◆ WORK TO BE COMPLETED
Look through the material below for "this". Copy every line that contains it.

◆ EXERCISE INPUTS
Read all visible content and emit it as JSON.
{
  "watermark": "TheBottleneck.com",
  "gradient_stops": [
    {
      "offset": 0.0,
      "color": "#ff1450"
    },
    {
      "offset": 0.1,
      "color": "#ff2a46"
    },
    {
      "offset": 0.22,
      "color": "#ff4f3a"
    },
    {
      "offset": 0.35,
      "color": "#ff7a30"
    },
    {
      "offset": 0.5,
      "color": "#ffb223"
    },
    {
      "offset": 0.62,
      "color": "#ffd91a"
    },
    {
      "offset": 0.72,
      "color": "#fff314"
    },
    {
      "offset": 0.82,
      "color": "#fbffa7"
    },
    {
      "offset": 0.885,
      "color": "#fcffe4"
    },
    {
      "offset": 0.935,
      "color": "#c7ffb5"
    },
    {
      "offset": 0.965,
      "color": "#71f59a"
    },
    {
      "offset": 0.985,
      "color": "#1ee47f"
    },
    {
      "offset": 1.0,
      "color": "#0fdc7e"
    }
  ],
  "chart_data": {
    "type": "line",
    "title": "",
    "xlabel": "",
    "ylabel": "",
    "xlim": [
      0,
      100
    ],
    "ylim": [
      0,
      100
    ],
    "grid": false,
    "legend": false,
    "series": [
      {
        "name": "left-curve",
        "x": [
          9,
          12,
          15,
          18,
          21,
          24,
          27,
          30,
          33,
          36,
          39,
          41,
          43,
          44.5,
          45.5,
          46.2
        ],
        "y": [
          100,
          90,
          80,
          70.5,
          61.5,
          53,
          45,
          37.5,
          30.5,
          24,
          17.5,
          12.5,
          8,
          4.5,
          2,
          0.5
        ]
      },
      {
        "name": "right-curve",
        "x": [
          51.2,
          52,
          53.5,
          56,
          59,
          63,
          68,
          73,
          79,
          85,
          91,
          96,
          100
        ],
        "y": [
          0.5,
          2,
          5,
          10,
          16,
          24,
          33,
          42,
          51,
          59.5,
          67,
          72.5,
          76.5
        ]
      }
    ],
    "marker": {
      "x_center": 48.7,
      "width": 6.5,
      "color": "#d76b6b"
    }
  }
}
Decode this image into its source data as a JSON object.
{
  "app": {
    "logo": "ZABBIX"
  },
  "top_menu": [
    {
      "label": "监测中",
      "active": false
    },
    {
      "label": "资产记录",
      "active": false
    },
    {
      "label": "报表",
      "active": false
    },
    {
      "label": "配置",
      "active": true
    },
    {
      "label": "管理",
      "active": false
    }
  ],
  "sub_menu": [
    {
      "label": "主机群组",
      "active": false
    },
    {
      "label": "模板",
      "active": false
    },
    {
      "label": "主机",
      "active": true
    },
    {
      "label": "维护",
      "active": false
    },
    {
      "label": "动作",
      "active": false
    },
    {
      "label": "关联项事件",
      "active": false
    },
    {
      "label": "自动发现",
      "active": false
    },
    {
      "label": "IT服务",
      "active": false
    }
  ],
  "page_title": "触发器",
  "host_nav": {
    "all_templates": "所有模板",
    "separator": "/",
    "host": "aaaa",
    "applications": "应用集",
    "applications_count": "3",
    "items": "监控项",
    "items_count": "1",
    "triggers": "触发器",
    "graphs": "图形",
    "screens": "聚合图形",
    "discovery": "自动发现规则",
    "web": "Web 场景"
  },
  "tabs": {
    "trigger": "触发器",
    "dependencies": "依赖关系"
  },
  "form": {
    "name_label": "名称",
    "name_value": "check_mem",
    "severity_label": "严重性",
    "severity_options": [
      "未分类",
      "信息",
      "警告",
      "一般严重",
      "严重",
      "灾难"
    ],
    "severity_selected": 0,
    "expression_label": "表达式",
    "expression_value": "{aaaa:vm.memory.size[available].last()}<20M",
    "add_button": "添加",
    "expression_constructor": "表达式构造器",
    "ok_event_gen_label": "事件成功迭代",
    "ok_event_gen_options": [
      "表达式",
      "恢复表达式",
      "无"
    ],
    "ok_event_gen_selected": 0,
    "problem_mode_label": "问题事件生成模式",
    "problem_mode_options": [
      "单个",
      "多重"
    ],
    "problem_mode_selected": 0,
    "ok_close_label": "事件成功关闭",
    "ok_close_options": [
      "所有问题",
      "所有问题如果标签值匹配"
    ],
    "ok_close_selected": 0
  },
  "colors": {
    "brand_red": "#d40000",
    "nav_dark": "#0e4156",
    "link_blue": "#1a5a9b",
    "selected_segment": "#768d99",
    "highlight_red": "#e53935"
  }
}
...
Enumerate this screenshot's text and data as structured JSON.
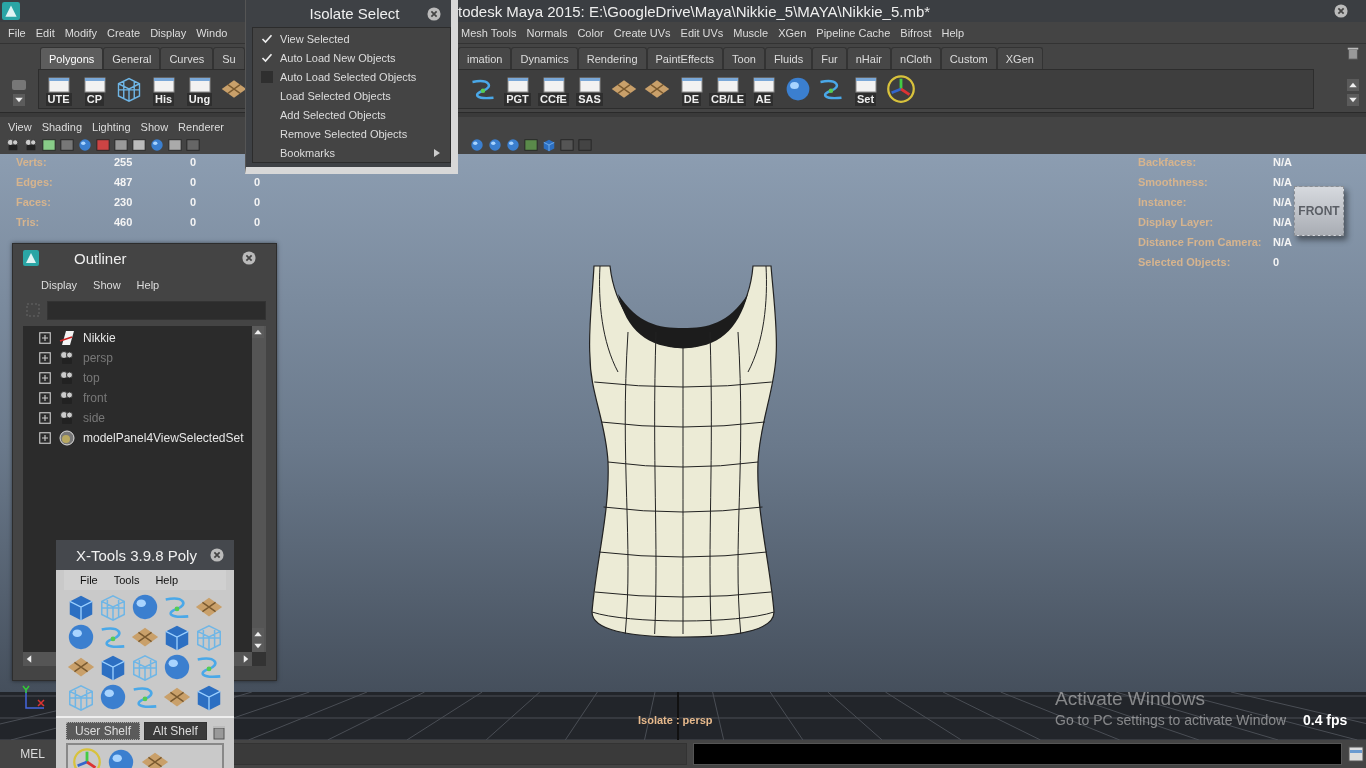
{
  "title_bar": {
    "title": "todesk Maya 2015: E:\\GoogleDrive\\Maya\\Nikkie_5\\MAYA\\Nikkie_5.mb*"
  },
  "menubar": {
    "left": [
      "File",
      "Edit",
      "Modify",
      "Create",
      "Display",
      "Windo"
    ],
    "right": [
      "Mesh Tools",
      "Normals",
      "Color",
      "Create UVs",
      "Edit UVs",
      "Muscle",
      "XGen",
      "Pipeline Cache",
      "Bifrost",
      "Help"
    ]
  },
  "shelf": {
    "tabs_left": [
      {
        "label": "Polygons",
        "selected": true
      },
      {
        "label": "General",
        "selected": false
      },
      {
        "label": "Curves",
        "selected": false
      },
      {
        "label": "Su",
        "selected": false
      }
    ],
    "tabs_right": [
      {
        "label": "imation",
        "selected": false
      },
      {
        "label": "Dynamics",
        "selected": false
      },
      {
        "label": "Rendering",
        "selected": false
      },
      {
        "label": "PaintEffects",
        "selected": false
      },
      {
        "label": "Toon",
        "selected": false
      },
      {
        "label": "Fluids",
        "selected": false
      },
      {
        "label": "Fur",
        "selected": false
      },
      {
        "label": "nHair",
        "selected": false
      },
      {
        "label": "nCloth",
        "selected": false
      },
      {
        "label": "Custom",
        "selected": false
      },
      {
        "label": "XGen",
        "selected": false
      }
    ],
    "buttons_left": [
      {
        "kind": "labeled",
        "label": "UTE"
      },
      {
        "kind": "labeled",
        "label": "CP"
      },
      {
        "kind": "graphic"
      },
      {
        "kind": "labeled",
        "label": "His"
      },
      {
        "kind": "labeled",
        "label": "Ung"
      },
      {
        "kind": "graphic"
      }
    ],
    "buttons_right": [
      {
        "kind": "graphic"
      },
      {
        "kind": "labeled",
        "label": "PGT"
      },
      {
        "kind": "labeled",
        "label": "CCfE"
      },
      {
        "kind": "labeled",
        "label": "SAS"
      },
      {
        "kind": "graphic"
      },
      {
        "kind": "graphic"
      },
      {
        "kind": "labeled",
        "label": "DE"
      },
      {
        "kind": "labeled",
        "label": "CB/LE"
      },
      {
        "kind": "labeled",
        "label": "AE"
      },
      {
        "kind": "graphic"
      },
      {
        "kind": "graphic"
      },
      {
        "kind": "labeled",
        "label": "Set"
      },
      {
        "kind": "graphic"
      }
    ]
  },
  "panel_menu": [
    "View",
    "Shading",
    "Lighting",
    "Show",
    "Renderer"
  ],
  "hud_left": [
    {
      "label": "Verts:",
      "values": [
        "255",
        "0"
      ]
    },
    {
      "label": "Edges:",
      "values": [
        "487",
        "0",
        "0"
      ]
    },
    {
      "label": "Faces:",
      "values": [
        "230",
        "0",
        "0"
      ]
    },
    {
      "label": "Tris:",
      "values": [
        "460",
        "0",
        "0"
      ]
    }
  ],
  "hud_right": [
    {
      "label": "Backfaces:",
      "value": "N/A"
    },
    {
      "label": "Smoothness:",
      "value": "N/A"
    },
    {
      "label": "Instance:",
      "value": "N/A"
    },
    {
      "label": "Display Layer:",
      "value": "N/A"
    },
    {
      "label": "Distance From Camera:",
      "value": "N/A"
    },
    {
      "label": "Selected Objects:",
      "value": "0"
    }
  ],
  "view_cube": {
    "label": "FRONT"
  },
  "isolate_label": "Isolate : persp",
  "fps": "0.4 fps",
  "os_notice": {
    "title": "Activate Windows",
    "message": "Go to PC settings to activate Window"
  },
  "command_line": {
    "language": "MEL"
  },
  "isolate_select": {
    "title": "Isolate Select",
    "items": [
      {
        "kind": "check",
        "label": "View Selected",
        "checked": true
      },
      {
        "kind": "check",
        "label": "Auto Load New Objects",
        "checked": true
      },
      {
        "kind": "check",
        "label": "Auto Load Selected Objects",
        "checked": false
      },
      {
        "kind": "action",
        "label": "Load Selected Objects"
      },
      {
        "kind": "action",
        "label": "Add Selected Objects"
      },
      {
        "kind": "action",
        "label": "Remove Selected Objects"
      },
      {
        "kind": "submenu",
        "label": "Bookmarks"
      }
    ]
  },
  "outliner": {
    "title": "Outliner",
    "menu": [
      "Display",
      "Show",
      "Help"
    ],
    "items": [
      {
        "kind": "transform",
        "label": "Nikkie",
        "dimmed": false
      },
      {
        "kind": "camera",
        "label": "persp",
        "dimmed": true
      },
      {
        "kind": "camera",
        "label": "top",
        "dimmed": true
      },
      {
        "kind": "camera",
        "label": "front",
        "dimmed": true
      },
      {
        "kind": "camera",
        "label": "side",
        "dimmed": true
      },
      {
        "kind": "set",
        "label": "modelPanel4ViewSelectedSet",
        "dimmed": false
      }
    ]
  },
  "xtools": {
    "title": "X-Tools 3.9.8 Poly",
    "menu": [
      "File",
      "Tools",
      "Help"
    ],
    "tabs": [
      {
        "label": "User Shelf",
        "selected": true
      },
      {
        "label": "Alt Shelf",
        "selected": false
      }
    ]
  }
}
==
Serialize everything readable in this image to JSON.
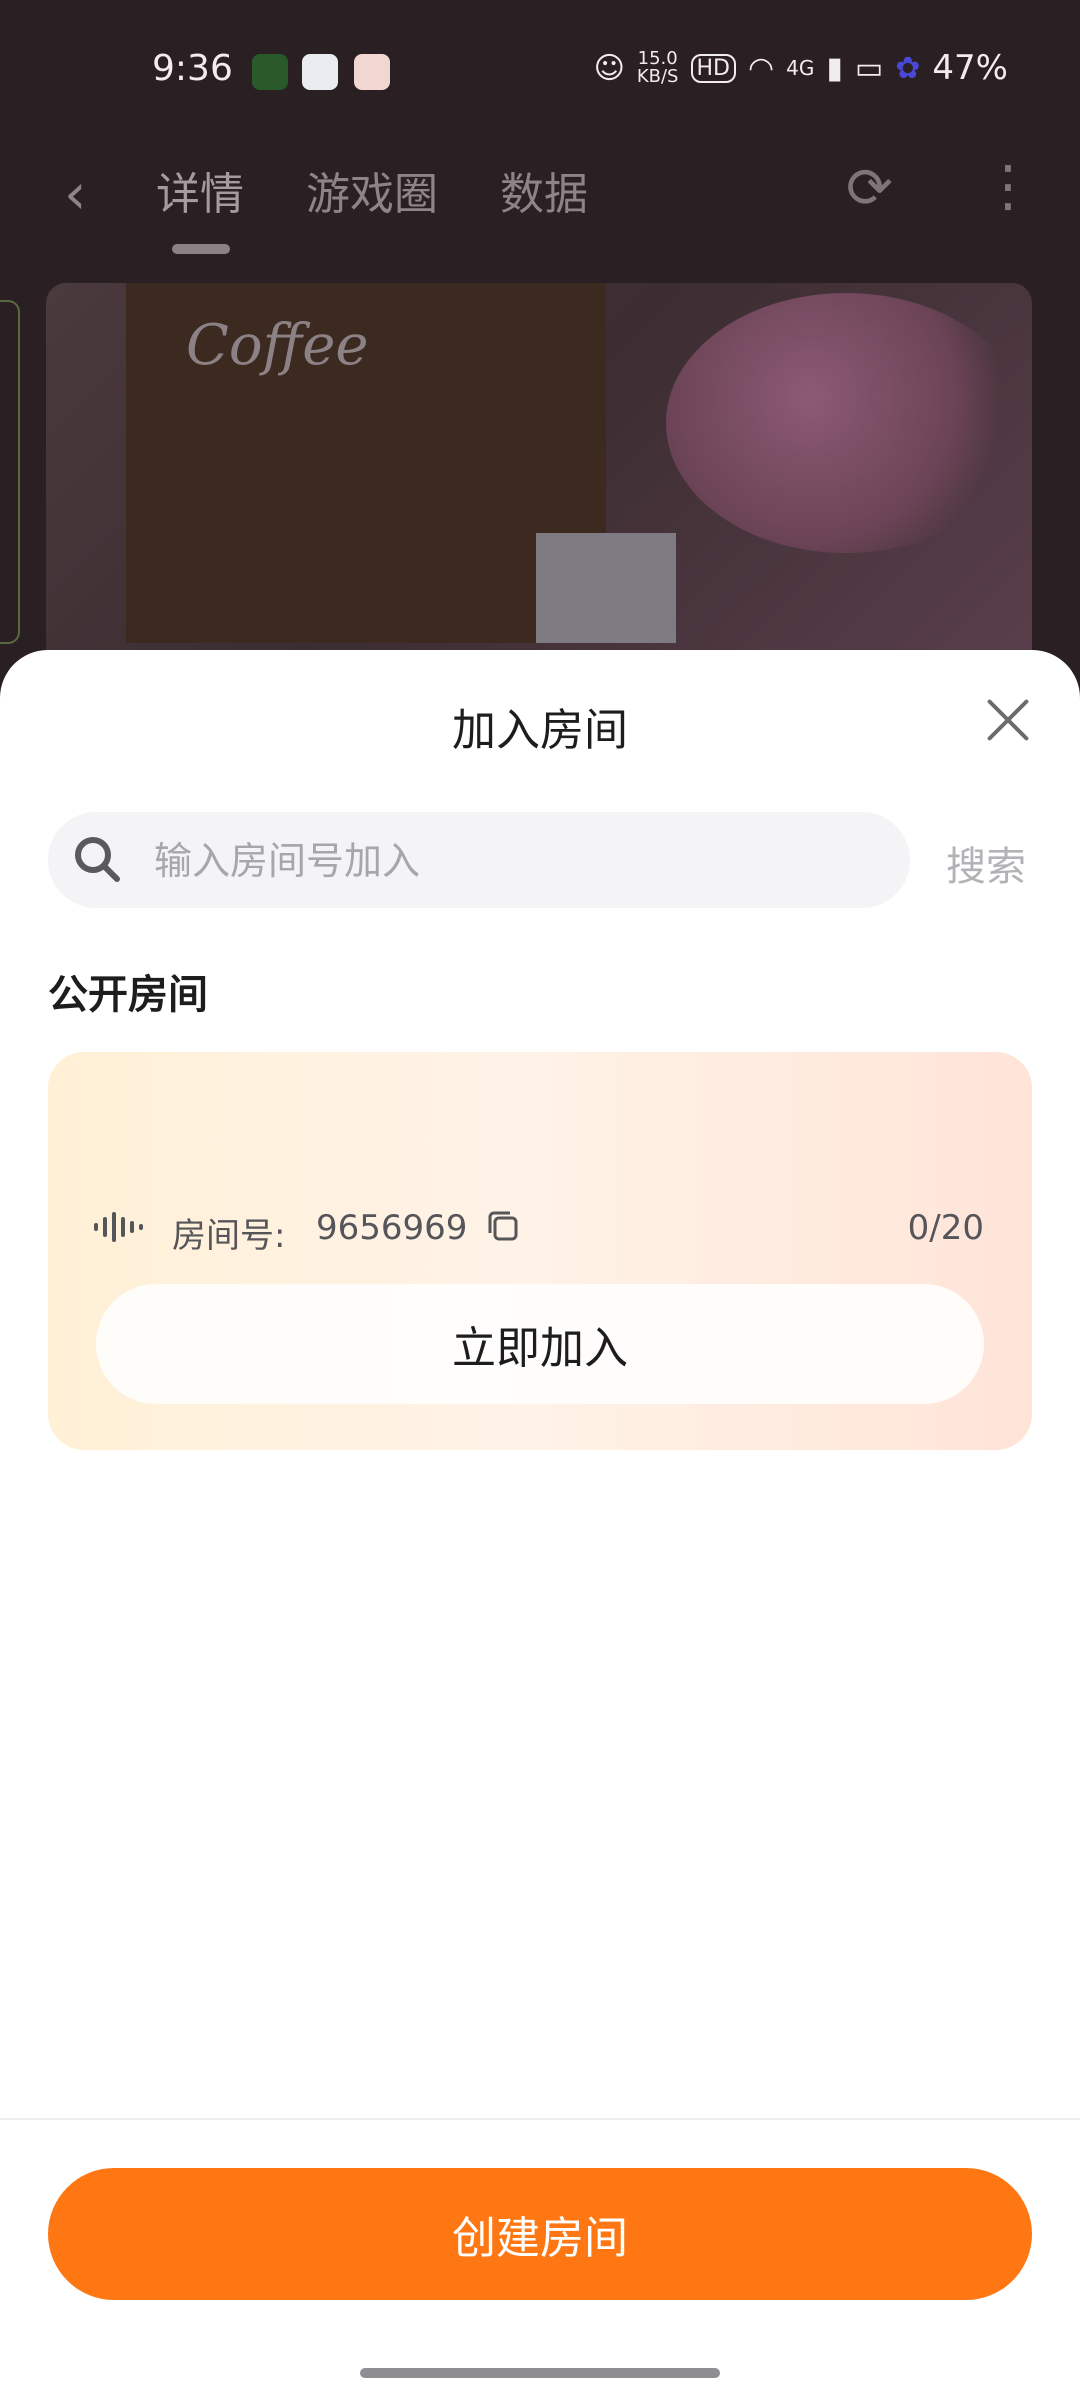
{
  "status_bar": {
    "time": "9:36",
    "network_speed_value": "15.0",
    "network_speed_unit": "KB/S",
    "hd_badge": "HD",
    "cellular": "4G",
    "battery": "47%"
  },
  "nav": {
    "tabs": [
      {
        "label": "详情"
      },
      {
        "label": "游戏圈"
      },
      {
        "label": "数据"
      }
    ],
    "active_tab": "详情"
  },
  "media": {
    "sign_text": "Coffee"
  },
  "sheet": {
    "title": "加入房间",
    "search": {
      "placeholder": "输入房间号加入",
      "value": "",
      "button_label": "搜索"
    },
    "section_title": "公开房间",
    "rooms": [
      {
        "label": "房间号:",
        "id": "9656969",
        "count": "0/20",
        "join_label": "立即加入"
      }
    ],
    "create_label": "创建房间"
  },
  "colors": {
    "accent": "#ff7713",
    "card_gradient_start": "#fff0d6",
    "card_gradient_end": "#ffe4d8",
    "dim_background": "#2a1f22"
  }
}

◆ ANSWER TO THE PROBLEM
Decode this image into its source data as a JSON object.
Enumerate this screenshot's text and data as structured JSON.
Serialize everything readable in this image to JSON.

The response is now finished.